> [WHAT THIS TASK INVOLVES]: The response should consist of the listing, repeated word for word.

> [EXTRACTED RECORDS]:
+++

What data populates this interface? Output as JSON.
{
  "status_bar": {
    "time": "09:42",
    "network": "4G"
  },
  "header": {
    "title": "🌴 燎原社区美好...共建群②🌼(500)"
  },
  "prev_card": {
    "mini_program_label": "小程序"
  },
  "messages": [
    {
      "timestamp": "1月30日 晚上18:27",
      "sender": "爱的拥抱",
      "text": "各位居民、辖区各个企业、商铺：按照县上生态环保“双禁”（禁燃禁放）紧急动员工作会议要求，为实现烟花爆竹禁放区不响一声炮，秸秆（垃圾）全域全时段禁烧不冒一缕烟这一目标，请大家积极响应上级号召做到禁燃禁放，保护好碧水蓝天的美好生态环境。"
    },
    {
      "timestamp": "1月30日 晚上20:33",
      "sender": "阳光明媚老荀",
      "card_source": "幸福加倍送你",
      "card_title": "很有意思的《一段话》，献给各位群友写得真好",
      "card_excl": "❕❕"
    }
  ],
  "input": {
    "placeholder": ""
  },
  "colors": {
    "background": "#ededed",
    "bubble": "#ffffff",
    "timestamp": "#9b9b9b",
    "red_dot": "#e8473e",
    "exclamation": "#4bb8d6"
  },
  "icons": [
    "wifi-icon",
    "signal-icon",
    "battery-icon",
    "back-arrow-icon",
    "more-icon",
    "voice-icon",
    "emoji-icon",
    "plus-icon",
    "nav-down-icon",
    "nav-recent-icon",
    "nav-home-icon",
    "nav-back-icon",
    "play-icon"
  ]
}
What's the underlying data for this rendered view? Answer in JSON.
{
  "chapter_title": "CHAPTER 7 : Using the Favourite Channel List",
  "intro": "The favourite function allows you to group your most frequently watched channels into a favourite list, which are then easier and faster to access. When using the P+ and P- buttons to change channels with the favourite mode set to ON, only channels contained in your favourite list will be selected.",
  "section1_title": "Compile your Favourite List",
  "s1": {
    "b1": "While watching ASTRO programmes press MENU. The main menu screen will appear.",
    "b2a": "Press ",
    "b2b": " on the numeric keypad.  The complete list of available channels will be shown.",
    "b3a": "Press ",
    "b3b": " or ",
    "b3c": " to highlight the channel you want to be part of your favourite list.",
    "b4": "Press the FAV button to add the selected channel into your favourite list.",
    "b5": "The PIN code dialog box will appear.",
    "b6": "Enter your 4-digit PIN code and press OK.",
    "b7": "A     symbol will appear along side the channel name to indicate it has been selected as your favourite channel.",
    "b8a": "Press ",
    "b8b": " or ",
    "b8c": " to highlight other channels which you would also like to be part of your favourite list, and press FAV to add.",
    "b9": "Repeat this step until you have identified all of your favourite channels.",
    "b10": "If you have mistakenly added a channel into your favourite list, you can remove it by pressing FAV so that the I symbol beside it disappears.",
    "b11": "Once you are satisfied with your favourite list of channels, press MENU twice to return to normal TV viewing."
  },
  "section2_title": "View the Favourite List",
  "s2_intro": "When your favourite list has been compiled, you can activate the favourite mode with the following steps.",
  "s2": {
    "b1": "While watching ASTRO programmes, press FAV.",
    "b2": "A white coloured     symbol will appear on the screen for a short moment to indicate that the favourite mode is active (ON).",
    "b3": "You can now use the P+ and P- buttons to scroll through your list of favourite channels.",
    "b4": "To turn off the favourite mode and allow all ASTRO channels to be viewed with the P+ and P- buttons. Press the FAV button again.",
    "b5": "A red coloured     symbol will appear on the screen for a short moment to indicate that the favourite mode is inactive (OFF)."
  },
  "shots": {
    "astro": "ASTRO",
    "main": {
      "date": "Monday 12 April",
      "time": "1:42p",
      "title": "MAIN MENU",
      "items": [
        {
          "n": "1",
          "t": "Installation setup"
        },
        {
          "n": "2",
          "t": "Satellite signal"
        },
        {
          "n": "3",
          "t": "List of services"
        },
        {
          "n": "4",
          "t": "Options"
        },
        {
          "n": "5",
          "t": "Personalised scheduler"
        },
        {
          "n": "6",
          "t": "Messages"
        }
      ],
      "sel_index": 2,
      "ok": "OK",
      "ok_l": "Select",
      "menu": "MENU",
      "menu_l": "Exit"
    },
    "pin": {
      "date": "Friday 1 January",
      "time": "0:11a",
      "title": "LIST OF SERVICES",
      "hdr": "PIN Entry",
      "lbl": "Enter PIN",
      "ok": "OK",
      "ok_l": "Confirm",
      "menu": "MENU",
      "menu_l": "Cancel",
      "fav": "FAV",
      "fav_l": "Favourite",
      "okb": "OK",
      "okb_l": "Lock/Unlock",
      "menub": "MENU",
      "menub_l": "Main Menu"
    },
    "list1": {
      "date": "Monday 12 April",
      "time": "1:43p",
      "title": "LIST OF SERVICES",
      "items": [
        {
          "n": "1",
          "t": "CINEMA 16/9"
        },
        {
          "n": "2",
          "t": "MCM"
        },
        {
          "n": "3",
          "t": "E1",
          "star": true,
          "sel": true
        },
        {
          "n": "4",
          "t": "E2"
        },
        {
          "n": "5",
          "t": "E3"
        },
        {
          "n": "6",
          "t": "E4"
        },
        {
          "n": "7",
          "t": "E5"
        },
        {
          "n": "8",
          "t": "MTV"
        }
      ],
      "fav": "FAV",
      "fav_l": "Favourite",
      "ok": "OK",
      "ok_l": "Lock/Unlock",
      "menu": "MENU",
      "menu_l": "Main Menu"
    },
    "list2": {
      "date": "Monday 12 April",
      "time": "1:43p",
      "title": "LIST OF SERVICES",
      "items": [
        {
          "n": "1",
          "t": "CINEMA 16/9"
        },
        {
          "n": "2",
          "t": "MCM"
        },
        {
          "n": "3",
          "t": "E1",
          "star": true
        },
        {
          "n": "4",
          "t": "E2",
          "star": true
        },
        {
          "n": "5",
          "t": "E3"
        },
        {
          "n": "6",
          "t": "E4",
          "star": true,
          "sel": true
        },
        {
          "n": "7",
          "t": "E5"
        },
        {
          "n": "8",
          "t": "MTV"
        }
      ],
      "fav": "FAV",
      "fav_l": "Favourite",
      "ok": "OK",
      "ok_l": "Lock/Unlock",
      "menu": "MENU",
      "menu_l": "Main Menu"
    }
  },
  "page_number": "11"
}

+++

> [ANSWER TO THIS EXERCISE]:
What data populates this interface? Output as JSON.
{
  "status_bar": {
    "time": "09:42",
    "network": "4G"
  },
  "header": {
    "title": "🌴 燎原社区美好...共建群②🌼(500)"
  },
  "prev_card": {
    "mini_program_label": "小程序"
  },
  "messages": [
    {
      "timestamp": "1月30日 晚上18:27",
      "sender": "爱的拥抱",
      "text": "各位居民、辖区各个企业、商铺：按照县上生态环保“双禁”（禁燃禁放）紧急动员工作会议要求，为实现烟花爆竹禁放区不响一声炮，秸秆（垃圾）全域全时段禁烧不冒一缕烟这一目标，请大家积极响应上级号召做到禁燃禁放，保护好碧水蓝天的美好生态环境。"
    },
    {
      "timestamp": "1月30日 晚上20:33",
      "sender": "阳光明媚老荀",
      "card_source": "幸福加倍送你",
      "card_title": "很有意思的《一段话》，献给各位群友写得真好",
      "card_excl": "❕❕"
    }
  ],
  "input": {
    "placeholder": ""
  },
  "colors": {
    "background": "#ededed",
    "bubble": "#ffffff",
    "timestamp": "#9b9b9b",
    "red_dot": "#e8473e",
    "exclamation": "#4bb8d6"
  },
  "icons": [
    "wifi-icon",
    "signal-icon",
    "battery-icon",
    "back-arrow-icon",
    "more-icon",
    "voice-icon",
    "emoji-icon",
    "plus-icon",
    "nav-down-icon",
    "nav-recent-icon",
    "nav-home-icon",
    "nav-back-icon",
    "play-icon"
  ]
}
What's the underlying data for this rendered view? Answer in JSON.
{
  "chapter_title": "CHAPTER 7 : Using the Favourite Channel List",
  "intro": "The favourite function allows you to group your most frequently watched channels into a favourite list, which are then easier and faster to access. When using the P+ and P- buttons to change channels with the favourite mode set to ON, only channels contained in your favourite list will be selected.",
  "section1_title": "Compile your Favourite List",
  "s1": {
    "b1": "While watching ASTRO programmes press MENU. The main menu screen will appear.",
    "b2a": "Press ",
    "b2b": " on the numeric keypad.  The complete list of available channels will be shown.",
    "b3a": "Press ",
    "b3b": " or ",
    "b3c": " to highlight the channel you want to be part of your favourite list.",
    "b4": "Press the FAV button to add the selected channel into your favourite list.",
    "b5": "The PIN code dialog box will appear.",
    "b6": "Enter your 4-digit PIN code and press OK.",
    "b7": "A     symbol will appear along side the channel name to indicate it has been selected as your favourite channel.",
    "b8a": "Press ",
    "b8b": " or ",
    "b8c": " to highlight other channels which you would also like to be part of your favourite list, and press FAV to add.",
    "b9": "Repeat this step until you have identified all of your favourite channels.",
    "b10": "If you have mistakenly added a channel into your favourite list, you can remove it by pressing FAV so that the I symbol beside it disappears.",
    "b11": "Once you are satisfied with your favourite list of channels, press MENU twice to return to normal TV viewing."
  },
  "section2_title": "View the Favourite List",
  "s2_intro": "When your favourite list has been compiled, you can activate the favourite mode with the following steps.",
  "s2": {
    "b1": "While watching ASTRO programmes, press FAV.",
    "b2": "A white coloured     symbol will appear on the screen for a short moment to indicate that the favourite mode is active (ON).",
    "b3": "You can now use the P+ and P- buttons to scroll through your list of favourite channels.",
    "b4": "To turn off the favourite mode and allow all ASTRO channels to be viewed with the P+ and P- buttons. Press the FAV button again.",
    "b5": "A red coloured     symbol will appear on the screen for a short moment to indicate that the favourite mode is inactive (OFF)."
  },
  "shots": {
    "astro": "ASTRO",
    "main": {
      "date": "Monday 12 April",
      "time": "1:42p",
      "title": "MAIN MENU",
      "items": [
        {
          "n": "1",
          "t": "Installation setup"
        },
        {
          "n": "2",
          "t": "Satellite signal"
        },
        {
          "n": "3",
          "t": "List of services"
        },
        {
          "n": "4",
          "t": "Options"
        },
        {
          "n": "5",
          "t": "Personalised scheduler"
        },
        {
          "n": "6",
          "t": "Messages"
        }
      ],
      "sel_index": 2,
      "ok": "OK",
      "ok_l": "Select",
      "menu": "MENU",
      "menu_l": "Exit"
    },
    "pin": {
      "date": "Friday 1 January",
      "time": "0:11a",
      "title": "LIST OF SERVICES",
      "hdr": "PIN Entry",
      "lbl": "Enter PIN",
      "ok": "OK",
      "ok_l": "Confirm",
      "menu": "MENU",
      "menu_l": "Cancel",
      "fav": "FAV",
      "fav_l": "Favourite",
      "okb": "OK",
      "okb_l": "Lock/Unlock",
      "menub": "MENU",
      "menub_l": "Main Menu"
    },
    "list1": {
      "date": "Monday 12 April",
      "time": "1:43p",
      "title": "LIST OF SERVICES",
      "items": [
        {
          "n": "1",
          "t": "CINEMA 16/9"
        },
        {
          "n": "2",
          "t": "MCM"
        },
        {
          "n": "3",
          "t": "E1",
          "star": true,
          "sel": true
        },
        {
          "n": "4",
          "t": "E2"
        },
        {
          "n": "5",
          "t": "E3"
        },
        {
          "n": "6",
          "t": "E4"
        },
        {
          "n": "7",
          "t": "E5"
        },
        {
          "n": "8",
          "t": "MTV"
        }
      ],
      "fav": "FAV",
      "fav_l": "Favourite",
      "ok": "OK",
      "ok_l": "Lock/Unlock",
      "menu": "MENU",
      "menu_l": "Main Menu"
    },
    "list2": {
      "date": "Monday 12 April",
      "time": "1:43p",
      "title": "LIST OF SERVICES",
      "items": [
        {
          "n": "1",
          "t": "CINEMA 16/9"
        },
        {
          "n": "2",
          "t": "MCM"
        },
        {
          "n": "3",
          "t": "E1",
          "star": true
        },
        {
          "n": "4",
          "t": "E2",
          "star": true
        },
        {
          "n": "5",
          "t": "E3"
        },
        {
          "n": "6",
          "t": "E4",
          "star": true,
          "sel": true
        },
        {
          "n": "7",
          "t": "E5"
        },
        {
          "n": "8",
          "t": "MTV"
        }
      ],
      "fav": "FAV",
      "fav_l": "Favourite",
      "ok": "OK",
      "ok_l": "Lock/Unlock",
      "menu": "MENU",
      "menu_l": "Main Menu"
    }
  },
  "page_number": "11"
}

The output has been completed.